While it would be prudent for the legacy automakers to heed Levitt’s advice, the reality is that they are faced with the incredibly difficult and almost insurmountable task of transitioning from a tried and trusted technology (internal combustion engine) to an entirely different technology (electric motors and batteries), which will affect nearly every aspect of their current business structure. With billions of dollars of capital invested in ICE manufacturing plants, body and chassis manufacturing plants that are optimised to fit only these engines (which differ almost entirely from electric vehicles), staff that will become redundant, and dealer networks will become redundant, these automakers will have to invest billions, and in some cases recapitalise the entire business in order to attempt a successful transition to electrification.
Since the transition from ICE to EV will have to be a gradual process, a further problem down the line, when say half of inventory is made up of cheaper, more efficient and more compelling electric
vehicles, how do automakers then still sell the other half of vehicles fitted with outdated ICE technology.
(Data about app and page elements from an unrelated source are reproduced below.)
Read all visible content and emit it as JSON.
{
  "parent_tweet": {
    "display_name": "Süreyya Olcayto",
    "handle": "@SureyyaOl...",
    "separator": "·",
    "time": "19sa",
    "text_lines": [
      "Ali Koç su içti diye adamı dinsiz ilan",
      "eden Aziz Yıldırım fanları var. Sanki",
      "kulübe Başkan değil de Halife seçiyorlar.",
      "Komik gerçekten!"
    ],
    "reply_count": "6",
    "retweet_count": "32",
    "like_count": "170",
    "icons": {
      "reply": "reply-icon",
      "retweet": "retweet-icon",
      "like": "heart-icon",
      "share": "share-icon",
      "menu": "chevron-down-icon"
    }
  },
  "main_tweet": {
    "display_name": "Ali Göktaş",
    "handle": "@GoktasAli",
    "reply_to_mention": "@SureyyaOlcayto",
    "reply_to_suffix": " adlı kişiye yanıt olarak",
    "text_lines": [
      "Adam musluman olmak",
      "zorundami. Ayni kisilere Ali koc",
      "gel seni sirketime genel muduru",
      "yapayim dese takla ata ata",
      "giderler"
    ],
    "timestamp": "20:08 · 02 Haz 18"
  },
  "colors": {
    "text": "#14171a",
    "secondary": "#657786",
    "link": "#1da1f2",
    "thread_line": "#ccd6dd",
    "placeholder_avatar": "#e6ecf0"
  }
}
In 15 years from now, trying to sell an ICE vehicle may well be akin to trying to sell an old Nokia in an iStore. And all along, there is that pesky thing called shareholders, who demand profits. As one pundit aptly described the situation, legacy automakers have two options: jumping off a cliff now, or wait and possibly be thrown into a volcano later.
THE SOUTH AFRICAN
Although Elon Musk was born and raised in South Africa, there is still no evidence of Tesla making a move into South Africa to get a foothold on the continent. Given Tesla’s current footprint, it is clear that they have their focus squarely on the developed world for the foreseeable future. Renault and Nissan seem to be following a similar approach to its current EV rollout, which is biased towards North America and Europe.
With stable electricity supply already a major challenge in most of the developing world, there is a real chance that developing nations will be left behind even further in the EV revolution, and even more so with vehicle autonomy. So while the developed world may embrace the gradual shift towards the adoption of EVs over the next two decades, the developing countries could well remain dependent on ICE for a much longer period. Such a scenario would play into the hands of the legacy automakers, who will need the shift to EVs to be as gradual as possible.
China remains the exception, and given its aggressive legislation to promote faster EV adoption, most automakers currently have some presence in what promises to become the single biggest EV market in the world.
The history books are littered with stories of once-great companies that were washed away by the floods of change but, if anything, over more than a 100 years and some of the most tumultuous times in modern history, the great car companies have shown exceptional resilience to overcome, among many other challenges, two world wars and two massive stock market crashes that wiped out most other companies. The smart money would be on these same businesses to safely negotiate their way through the rapids of change as the world transitions from fossil fuels to sustainable energy. We wish them Godspeed.